Street trackers are a regular feature here at The Kneeslider and for good reason, they give your street bike the appearance of a dirt track racer and quite a few folks like that look. Phil Little has introduced the SXR Street Tracker conversion kit and it’s pretty slick, but beyond the good looks and straight forward bolt on conversion process, the best part is the pricing. If you’re used to seeing some of the other street tracker conversions out there, you already know the price might keep you from going all out with alloy tanks, upside down forks and everything else. Phil decided to make a great looking kit you can afford.
Phil sent me some background on the whole kit and how it came about.
Here’s Phil to explain:
About 1985 I started fabricating fiberglass parts for race bikes. Demand prompted expansion of my “Omar’s Dirt Track Racing” product line. In 1988 I developed the 650 Yamaha street tracker. Sales took off and the street tracker became very popular around the world. It sold well because it allowed bike builders to purchase a cheap host bike and modify it with street tracker parts into something unusual for under $3500 on average.
Between 1988 and 2008, I’d get calls from Sportster owners wanting street tracker kits too. In 2008 I sold off the Yamaha Street Tracker line and now, with my new company name, Phil Little Racing.com, I crafted up the SXR Sportster Street Tracker based on the 1972 Harley XR. The build and parts creation spanned six months from January to June of ‘09. Because it is a ‘departure’ bike, I think it might be of interest to your readers.
My goal was to style a street tracker which was eye-pleasing but priced as low as possible. Another company has been doing Sportster street tracker make-overs for years but they use exotic components which drives the price out of reach for most builders. You’ll see my kit (or just parts) uses stock Harley parts as much as possible-headlight, 19” front wheel on the rear, forks etc.
Another cost savings for buyers is something I learned from the Yamaha tracker. My Yamaha parts were made in white assuming the builder would paint to their tastes. I should have made them in yellow. The new SXR body parts are shipping in appropriate colors; orange, white and black. This will save a builder about $400-no painting required. Another trick learned from the Yamaha-the SXR Sportster is truly ‘bolt-on.’ You buy the parts and bolt them on with the supplied hardware-no fabricating, machining, drilling, cutting, etc. are needed. (Seat rails on 1994+ models do have to be cut off). The only thing recommended is to sand the body edges. Potential buyers should consider the graphics kit because it will give their project a more ‘finished’ look. An owner can do a bike make-over in a couple of weekends plus a bit more time if they are going to paint some parts (shock springs etc.)
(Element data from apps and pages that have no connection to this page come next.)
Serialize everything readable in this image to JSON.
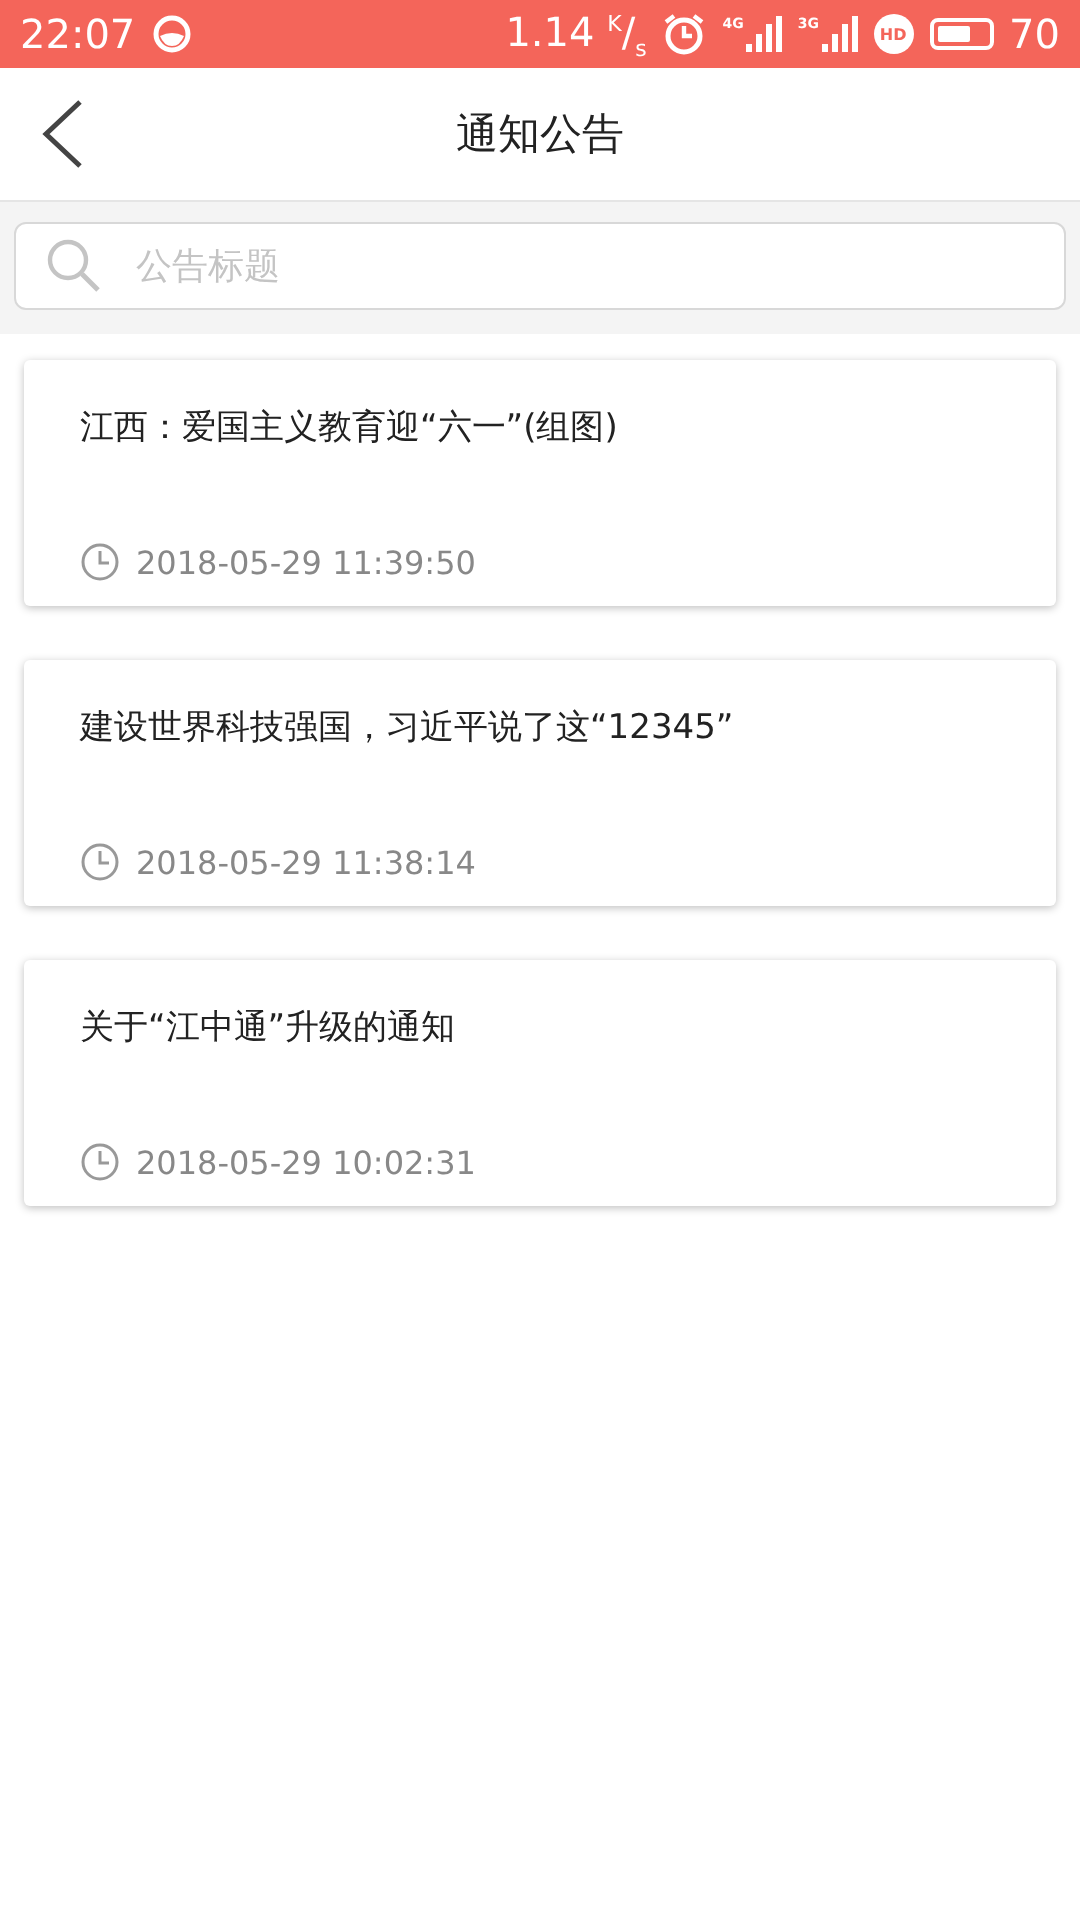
{
  "status_bar": {
    "time": "22:07",
    "speed": "1.14 $^{K}$/$_{s}$",
    "signals": [
      "4G",
      "3G"
    ],
    "hd": "HD",
    "battery": {
      "text": "70"
    }
  },
  "header": {
    "title": "通知公告"
  },
  "search": {
    "placeholder": "公告标题"
  },
  "notices": [
    {
      "title": "江西：爱国主义教育迎“六一”(组图)",
      "time": "2018-05-29 11:39:50"
    },
    {
      "title": "建设世界科技强国，习近平说了这“12345”",
      "time": "2018-05-29 11:38:14"
    },
    {
      "title": "关于“江中通”升级的通知",
      "time": "2018-05-29 10:02:31"
    }
  ]
}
The tank and tail fender fit Sportsters back to 1980, (frames where shocks mount on the end of the swing arm.) Side covers will fit Sportsters from 1982-on and the XR1000. All other parts will fit Sportsters from 1986-on. If your readers don’t have an old Sportster this is a great time to buy one. They should be able to get an Evo Sportster for around $3500 to $3800-(as low as $2500 in the Bay Area I’m told). Look for one with body damage!
The building community will have comments I would like to hear. I know, I’m gonna get, “hey your front number panel looks like a Cyclops.” I had the option to make a big bucks panel with high zoot lights but I opted for an economical panel instead. I am also going to get whacked for a fiberglass tank and with good cause. It is well known that oxygenated (corn based) ethanol (gasohol) fuel destroys uncoated fiberglass tanks. It dissolves the fiberglass resin from the inside of uncoated tanks and deposits the resin in carbs orifices and valves guides. When the engine cools, the resin solidifies. Carb passages plug and the valves hang up. Engine disassembly and cleaning is the only remedy…a really bad day! Ethanol also permeates through the tank wall and lifts high buck paint jobs. Several years ago we stumbled on an interior coating and an application process which eliminates all problems with ethanol in fiberglass tanks.
This is a bolt on, affordable kit with great looks, … well, I’m not crazy about the front number panel but Phil already mentioned that. The tank retails for under $500 and the rear tail fender with LED taillight also is under $500. The tank is coated to prevent erosion caused by ethanol in pump fuel. Also included is a spacer kit to adapt a 19” front Sportster wheel to replace the stock 16” rear wheel. No painting, either! For those of you who are comfortable with a wrench but would rather not break out the spray gun, this kit works. An assembly manual that steps you through the conversion process is $20.00, an online free download version is coming but it’s not there yet.
If you have a Sportster just waiting for the street tracker treatment, you’re ready to go, or you can pick up a good used bike, there are lots of used Sportsters for sale right now at great prices, then add the kit and some quality garage time. Either route, it costs less than previous kits and you end up with a very distinctive Sportster. Pretty neat.
Head over to Phil Little Racing and check it out.
Link: Phil Little Racing